Ayukawa noted that Toyota has joined with U.S. automakers in filing lawsuits in state and federal court seeking to block California's landmark 2004 rule ordering all automakers to reduce the greenhouse gas emissions of the cars they sell.
Masayuki Sasanouchi, general manager of Toyota's environmental affairs division, defended the company's attack on the California rules.
"We understand climate change is a federal issue, so we don't think California has a right to legislate it," he said. "We don't believe carbon dioxide is the same as a pollutant, and for this reason it's not covered under the Clean Air Act," he said, referring to the 1977 law, amended in 1990, that gives California the right to set air-quality standards different from the federal government's rules.
In fact, Toyota probably would benefit if the new California rule goes into effect in 2009 as scheduled, because its cars produce less emissions than its competitors' cars. But some analysts said Toyota seems to have bowed to larger political concerns, calculating that by allying with the politically powerful Detroit automakers on the anti-environment lawsuits, it could defuse pressure in Congress for anti-Japanese tariffs.
"Toyota is hypersensitive to the potential for protectionist backlash," Jeffrey Liker said, pointing out that Toyota's exports from Japan to North America are growing fast, reaching 940,000 cars in 2005, up 16 percent from 2004.

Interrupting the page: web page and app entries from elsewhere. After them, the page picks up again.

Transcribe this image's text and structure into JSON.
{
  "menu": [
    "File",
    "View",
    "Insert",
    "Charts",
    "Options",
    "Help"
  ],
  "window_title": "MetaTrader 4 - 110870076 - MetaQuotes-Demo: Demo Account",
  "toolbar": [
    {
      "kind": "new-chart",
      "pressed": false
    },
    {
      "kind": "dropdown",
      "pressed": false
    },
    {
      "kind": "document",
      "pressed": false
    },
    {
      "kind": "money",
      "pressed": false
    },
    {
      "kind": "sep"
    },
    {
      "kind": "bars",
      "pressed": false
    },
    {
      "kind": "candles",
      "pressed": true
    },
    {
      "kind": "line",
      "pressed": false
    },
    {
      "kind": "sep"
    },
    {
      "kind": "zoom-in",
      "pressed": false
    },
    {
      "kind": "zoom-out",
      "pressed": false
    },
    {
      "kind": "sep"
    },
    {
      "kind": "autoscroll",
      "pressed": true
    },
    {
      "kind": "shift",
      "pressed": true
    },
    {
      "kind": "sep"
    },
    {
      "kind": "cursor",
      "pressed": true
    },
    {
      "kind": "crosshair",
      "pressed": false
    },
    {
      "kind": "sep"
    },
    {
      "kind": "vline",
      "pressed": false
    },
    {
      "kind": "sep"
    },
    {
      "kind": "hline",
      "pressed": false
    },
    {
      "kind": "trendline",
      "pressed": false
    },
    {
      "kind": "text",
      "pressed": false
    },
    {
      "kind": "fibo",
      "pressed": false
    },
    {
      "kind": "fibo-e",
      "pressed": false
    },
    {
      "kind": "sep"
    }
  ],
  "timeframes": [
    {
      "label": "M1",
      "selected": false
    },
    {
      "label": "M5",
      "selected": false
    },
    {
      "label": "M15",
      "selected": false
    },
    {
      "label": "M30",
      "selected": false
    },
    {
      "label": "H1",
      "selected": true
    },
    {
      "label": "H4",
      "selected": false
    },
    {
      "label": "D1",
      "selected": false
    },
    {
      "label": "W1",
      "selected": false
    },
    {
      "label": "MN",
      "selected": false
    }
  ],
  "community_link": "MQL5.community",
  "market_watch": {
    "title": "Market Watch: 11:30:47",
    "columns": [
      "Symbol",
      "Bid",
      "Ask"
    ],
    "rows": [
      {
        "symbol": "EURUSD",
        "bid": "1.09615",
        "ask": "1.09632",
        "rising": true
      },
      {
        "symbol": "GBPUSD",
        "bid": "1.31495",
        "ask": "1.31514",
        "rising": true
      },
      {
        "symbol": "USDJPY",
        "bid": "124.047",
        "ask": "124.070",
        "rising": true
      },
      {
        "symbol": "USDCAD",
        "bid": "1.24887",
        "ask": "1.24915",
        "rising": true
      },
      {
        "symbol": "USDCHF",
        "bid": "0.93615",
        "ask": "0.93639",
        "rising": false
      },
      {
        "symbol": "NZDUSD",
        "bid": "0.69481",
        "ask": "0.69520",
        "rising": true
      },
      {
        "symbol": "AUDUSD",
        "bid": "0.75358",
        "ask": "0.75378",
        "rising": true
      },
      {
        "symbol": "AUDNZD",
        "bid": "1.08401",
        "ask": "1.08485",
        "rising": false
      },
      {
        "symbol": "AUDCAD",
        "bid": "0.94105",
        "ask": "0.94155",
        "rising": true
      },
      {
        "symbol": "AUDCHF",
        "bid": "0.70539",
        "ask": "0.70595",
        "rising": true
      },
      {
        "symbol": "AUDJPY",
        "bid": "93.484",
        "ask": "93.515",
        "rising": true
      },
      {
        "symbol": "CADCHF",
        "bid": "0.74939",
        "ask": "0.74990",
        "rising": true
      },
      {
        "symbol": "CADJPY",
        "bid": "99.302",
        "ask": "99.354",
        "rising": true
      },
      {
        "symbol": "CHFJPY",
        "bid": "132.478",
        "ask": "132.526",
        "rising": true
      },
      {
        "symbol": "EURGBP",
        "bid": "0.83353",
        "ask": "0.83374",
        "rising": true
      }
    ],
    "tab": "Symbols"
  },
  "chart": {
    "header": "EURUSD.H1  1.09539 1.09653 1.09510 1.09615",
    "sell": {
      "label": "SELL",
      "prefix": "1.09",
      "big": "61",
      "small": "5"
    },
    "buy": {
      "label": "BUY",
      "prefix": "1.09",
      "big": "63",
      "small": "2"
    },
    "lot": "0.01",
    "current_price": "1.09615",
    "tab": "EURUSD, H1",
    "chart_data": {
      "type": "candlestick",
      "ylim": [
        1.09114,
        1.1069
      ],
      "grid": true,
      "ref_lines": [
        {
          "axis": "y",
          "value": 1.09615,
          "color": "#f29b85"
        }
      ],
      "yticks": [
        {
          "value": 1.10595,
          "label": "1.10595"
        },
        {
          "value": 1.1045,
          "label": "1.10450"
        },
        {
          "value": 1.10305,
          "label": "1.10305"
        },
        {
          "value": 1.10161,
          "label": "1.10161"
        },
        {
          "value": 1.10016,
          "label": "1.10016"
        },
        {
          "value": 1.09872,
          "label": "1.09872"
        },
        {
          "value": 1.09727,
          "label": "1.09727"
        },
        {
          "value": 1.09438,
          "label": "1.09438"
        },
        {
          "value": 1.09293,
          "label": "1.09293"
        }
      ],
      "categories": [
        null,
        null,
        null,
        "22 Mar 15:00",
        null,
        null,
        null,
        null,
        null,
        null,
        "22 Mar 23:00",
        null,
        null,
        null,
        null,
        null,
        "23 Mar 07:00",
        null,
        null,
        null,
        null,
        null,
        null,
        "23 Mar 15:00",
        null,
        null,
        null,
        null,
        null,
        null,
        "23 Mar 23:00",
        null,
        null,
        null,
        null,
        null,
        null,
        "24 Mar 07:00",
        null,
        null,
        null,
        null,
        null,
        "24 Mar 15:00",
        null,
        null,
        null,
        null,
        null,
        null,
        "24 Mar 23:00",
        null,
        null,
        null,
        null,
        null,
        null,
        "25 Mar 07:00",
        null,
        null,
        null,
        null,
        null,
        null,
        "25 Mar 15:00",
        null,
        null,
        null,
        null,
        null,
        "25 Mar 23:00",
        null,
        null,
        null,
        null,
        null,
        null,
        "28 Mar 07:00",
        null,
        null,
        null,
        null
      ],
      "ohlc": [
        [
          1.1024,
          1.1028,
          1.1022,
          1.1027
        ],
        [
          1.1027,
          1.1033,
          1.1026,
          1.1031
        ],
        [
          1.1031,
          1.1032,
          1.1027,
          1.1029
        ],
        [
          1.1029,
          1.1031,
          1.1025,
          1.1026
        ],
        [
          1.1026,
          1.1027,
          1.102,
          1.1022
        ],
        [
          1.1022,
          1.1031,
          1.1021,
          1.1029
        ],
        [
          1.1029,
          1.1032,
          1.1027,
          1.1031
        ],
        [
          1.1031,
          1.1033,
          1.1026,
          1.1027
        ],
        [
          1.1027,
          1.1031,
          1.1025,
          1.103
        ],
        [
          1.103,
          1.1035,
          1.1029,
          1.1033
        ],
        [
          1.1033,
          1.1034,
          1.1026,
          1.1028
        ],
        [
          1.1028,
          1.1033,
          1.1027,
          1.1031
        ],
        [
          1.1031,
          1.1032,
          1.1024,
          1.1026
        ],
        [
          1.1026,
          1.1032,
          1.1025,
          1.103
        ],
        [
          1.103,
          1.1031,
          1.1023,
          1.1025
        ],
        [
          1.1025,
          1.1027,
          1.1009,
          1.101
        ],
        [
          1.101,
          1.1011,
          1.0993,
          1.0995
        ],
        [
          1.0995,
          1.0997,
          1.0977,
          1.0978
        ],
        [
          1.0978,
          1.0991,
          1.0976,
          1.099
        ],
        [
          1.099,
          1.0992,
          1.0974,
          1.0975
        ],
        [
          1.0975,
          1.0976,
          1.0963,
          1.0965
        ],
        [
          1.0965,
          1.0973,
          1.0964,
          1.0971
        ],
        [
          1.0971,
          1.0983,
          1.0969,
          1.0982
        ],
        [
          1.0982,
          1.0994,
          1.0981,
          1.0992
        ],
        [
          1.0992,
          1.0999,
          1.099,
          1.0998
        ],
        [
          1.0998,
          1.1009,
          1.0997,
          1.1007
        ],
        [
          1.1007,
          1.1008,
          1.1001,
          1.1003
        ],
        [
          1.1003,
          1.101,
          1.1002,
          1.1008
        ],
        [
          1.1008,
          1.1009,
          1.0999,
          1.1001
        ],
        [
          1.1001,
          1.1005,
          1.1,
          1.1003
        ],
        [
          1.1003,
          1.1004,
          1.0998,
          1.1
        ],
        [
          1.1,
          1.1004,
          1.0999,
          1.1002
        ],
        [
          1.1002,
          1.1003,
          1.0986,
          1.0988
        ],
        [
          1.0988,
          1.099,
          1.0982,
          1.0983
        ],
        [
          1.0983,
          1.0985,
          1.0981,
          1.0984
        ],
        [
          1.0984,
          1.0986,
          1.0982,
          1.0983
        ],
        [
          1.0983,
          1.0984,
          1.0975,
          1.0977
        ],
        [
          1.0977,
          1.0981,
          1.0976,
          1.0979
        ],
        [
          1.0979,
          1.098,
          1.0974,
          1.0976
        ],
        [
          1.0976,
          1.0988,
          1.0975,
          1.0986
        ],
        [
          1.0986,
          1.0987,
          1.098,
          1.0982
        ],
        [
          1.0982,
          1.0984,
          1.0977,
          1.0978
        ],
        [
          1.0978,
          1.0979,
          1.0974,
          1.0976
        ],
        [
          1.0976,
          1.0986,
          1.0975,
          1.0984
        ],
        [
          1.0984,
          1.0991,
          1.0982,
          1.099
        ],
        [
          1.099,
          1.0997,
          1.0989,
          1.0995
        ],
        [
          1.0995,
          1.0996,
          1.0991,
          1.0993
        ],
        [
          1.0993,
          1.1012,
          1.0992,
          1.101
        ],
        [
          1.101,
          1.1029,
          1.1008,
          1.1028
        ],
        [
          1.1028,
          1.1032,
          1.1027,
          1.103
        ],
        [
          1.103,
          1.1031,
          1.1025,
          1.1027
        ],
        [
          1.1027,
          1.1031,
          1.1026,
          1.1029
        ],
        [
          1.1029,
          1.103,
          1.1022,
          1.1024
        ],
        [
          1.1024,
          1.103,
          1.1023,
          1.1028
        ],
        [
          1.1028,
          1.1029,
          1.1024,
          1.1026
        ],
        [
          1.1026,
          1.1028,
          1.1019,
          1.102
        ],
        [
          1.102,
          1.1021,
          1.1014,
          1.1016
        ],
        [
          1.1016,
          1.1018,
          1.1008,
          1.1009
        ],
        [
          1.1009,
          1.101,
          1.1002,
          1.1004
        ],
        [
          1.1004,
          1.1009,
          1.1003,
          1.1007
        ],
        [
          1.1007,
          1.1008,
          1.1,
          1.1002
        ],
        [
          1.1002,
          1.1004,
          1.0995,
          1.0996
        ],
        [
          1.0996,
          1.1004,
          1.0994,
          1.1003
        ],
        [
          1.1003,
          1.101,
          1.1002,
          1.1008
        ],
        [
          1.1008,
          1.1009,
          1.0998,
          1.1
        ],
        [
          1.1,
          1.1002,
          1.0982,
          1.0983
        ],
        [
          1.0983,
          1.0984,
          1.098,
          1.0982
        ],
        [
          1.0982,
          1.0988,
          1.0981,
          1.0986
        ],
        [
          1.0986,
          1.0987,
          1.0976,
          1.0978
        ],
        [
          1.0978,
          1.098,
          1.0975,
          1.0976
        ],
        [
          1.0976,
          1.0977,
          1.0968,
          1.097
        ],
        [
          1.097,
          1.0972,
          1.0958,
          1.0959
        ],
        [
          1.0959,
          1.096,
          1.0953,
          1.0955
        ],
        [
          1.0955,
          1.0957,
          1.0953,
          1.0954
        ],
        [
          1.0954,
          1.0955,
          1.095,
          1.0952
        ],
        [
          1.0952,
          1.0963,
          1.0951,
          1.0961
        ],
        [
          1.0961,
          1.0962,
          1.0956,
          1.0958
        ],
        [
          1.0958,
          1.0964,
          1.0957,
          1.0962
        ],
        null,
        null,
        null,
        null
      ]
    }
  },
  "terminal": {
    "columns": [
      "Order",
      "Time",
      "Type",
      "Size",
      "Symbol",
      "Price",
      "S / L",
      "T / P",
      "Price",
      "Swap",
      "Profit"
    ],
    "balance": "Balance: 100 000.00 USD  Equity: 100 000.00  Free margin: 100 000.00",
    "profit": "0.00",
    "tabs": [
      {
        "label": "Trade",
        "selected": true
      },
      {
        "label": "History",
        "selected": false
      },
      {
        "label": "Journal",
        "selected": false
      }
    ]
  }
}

Environmentalists also have criticized Toyota for using hybrid technology to boost the horsepower and acceleration, rather than fuel efficiency, of its new Lexus RX 400h and Highlander hybrid models.
And under U.S. fuel-efficiency rules, the high mileage of the Prius helps Toyota comply with fleet averages even as it launches gas guzzlers like a larger, beefed-up version of the Tundra, its big pickup.
For Toyota, whose U.S. sales are soaring while American automakers' sales are slumping, there is never time for bragging.
A hybrid version of the best-selling Camry will be released this autumn. Ogiso said his team of engineers is working on a new version of the Prius and other hybrid projects.
"We need to continue working hard," Ogiso said. "We need to be making drastic improvements."